INPUT:
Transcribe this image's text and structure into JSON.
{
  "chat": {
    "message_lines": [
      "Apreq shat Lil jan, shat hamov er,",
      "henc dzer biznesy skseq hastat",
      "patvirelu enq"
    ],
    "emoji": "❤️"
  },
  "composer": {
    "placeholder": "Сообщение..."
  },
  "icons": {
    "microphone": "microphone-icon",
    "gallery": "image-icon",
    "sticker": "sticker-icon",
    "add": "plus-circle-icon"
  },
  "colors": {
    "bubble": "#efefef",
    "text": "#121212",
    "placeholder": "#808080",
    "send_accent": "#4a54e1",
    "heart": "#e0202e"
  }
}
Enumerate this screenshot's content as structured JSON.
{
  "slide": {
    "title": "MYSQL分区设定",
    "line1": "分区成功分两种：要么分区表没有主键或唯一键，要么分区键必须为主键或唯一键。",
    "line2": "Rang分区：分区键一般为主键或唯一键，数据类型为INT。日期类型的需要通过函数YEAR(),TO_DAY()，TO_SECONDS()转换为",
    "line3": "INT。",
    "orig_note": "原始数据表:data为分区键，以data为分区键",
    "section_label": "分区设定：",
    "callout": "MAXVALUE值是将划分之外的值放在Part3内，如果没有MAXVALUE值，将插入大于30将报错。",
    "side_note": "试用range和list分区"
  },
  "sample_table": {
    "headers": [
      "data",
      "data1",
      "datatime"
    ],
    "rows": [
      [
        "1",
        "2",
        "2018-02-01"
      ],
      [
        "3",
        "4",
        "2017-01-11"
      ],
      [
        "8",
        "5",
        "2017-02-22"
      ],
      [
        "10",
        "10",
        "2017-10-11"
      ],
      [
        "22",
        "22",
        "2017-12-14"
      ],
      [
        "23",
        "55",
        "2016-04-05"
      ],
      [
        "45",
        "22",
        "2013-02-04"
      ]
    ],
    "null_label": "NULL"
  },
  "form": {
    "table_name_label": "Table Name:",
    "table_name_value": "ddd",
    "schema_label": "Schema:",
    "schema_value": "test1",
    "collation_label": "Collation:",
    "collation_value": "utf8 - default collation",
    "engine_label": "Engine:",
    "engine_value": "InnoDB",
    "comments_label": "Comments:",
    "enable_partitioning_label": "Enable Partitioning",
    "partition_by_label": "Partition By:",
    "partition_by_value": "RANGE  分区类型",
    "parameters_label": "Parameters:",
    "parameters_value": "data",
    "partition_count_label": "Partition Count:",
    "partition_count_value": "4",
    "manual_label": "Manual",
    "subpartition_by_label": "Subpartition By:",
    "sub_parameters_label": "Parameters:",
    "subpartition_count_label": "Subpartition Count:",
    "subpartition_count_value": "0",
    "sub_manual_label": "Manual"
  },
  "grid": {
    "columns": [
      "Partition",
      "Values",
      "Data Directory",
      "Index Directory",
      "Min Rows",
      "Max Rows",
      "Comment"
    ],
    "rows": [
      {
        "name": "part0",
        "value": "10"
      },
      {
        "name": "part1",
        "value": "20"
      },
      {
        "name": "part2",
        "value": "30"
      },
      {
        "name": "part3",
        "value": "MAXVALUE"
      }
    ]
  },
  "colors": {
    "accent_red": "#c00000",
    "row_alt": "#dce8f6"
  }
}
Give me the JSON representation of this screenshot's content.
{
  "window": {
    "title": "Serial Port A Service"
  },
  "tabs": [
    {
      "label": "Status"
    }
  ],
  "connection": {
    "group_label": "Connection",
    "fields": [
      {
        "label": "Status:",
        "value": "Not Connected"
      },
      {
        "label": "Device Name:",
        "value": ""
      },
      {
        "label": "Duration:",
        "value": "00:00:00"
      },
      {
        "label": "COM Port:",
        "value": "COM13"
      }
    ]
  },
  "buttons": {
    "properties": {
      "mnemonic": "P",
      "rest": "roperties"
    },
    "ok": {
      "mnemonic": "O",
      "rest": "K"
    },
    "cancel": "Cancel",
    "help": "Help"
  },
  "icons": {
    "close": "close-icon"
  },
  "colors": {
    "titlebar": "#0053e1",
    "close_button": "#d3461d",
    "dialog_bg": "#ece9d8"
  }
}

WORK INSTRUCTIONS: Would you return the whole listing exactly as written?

EXERCISE ANSWER:
Transcribe this image's text and structure into JSON.
{
  "chat": {
    "message_lines": [
      "Apreq shat Lil jan, shat hamov er,",
      "henc dzer biznesy skseq hastat",
      "patvirelu enq"
    ],
    "emoji": "❤️"
  },
  "composer": {
    "placeholder": "Сообщение..."
  },
  "icons": {
    "microphone": "microphone-icon",
    "gallery": "image-icon",
    "sticker": "sticker-icon",
    "add": "plus-circle-icon"
  },
  "colors": {
    "bubble": "#efefef",
    "text": "#121212",
    "placeholder": "#808080",
    "send_accent": "#4a54e1",
    "heart": "#e0202e"
  }
}
Enumerate this screenshot's content as structured JSON.
{
  "slide": {
    "title": "MYSQL分区设定",
    "line1": "分区成功分两种：要么分区表没有主键或唯一键，要么分区键必须为主键或唯一键。",
    "line2": "Rang分区：分区键一般为主键或唯一键，数据类型为INT。日期类型的需要通过函数YEAR(),TO_DAY()，TO_SECONDS()转换为",
    "line3": "INT。",
    "orig_note": "原始数据表:data为分区键，以data为分区键",
    "section_label": "分区设定：",
    "callout": "MAXVALUE值是将划分之外的值放在Part3内，如果没有MAXVALUE值，将插入大于30将报错。",
    "side_note": "试用range和list分区"
  },
  "sample_table": {
    "headers": [
      "data",
      "data1",
      "datatime"
    ],
    "rows": [
      [
        "1",
        "2",
        "2018-02-01"
      ],
      [
        "3",
        "4",
        "2017-01-11"
      ],
      [
        "8",
        "5",
        "2017-02-22"
      ],
      [
        "10",
        "10",
        "2017-10-11"
      ],
      [
        "22",
        "22",
        "2017-12-14"
      ],
      [
        "23",
        "55",
        "2016-04-05"
      ],
      [
        "45",
        "22",
        "2013-02-04"
      ]
    ],
    "null_label": "NULL"
  },
  "form": {
    "table_name_label": "Table Name:",
    "table_name_value": "ddd",
    "schema_label": "Schema:",
    "schema_value": "test1",
    "collation_label": "Collation:",
    "collation_value": "utf8 - default collation",
    "engine_label": "Engine:",
    "engine_value": "InnoDB",
    "comments_label": "Comments:",
    "enable_partitioning_label": "Enable Partitioning",
    "partition_by_label": "Partition By:",
    "partition_by_value": "RANGE  分区类型",
    "parameters_label": "Parameters:",
    "parameters_value": "data",
    "partition_count_label": "Partition Count:",
    "partition_count_value": "4",
    "manual_label": "Manual",
    "subpartition_by_label": "Subpartition By:",
    "sub_parameters_label": "Parameters:",
    "subpartition_count_label": "Subpartition Count:",
    "subpartition_count_value": "0",
    "sub_manual_label": "Manual"
  },
  "grid": {
    "columns": [
      "Partition",
      "Values",
      "Data Directory",
      "Index Directory",
      "Min Rows",
      "Max Rows",
      "Comment"
    ],
    "rows": [
      {
        "name": "part0",
        "value": "10"
      },
      {
        "name": "part1",
        "value": "20"
      },
      {
        "name": "part2",
        "value": "30"
      },
      {
        "name": "part3",
        "value": "MAXVALUE"
      }
    ]
  },
  "colors": {
    "accent_red": "#c00000",
    "row_alt": "#dce8f6"
  }
}
Give me the JSON representation of this screenshot's content.
{
  "window": {
    "title": "Serial Port A Service"
  },
  "tabs": [
    {
      "label": "Status"
    }
  ],
  "connection": {
    "group_label": "Connection",
    "fields": [
      {
        "label": "Status:",
        "value": "Not Connected"
      },
      {
        "label": "Device Name:",
        "value": ""
      },
      {
        "label": "Duration:",
        "value": "00:00:00"
      },
      {
        "label": "COM Port:",
        "value": "COM13"
      }
    ]
  },
  "buttons": {
    "properties": {
      "mnemonic": "P",
      "rest": "roperties"
    },
    "ok": {
      "mnemonic": "O",
      "rest": "K"
    },
    "cancel": "Cancel",
    "help": "Help"
  },
  "icons": {
    "close": "close-icon"
  },
  "colors": {
    "titlebar": "#0053e1",
    "close_button": "#d3461d",
    "dialog_bg": "#ece9d8"
  }
}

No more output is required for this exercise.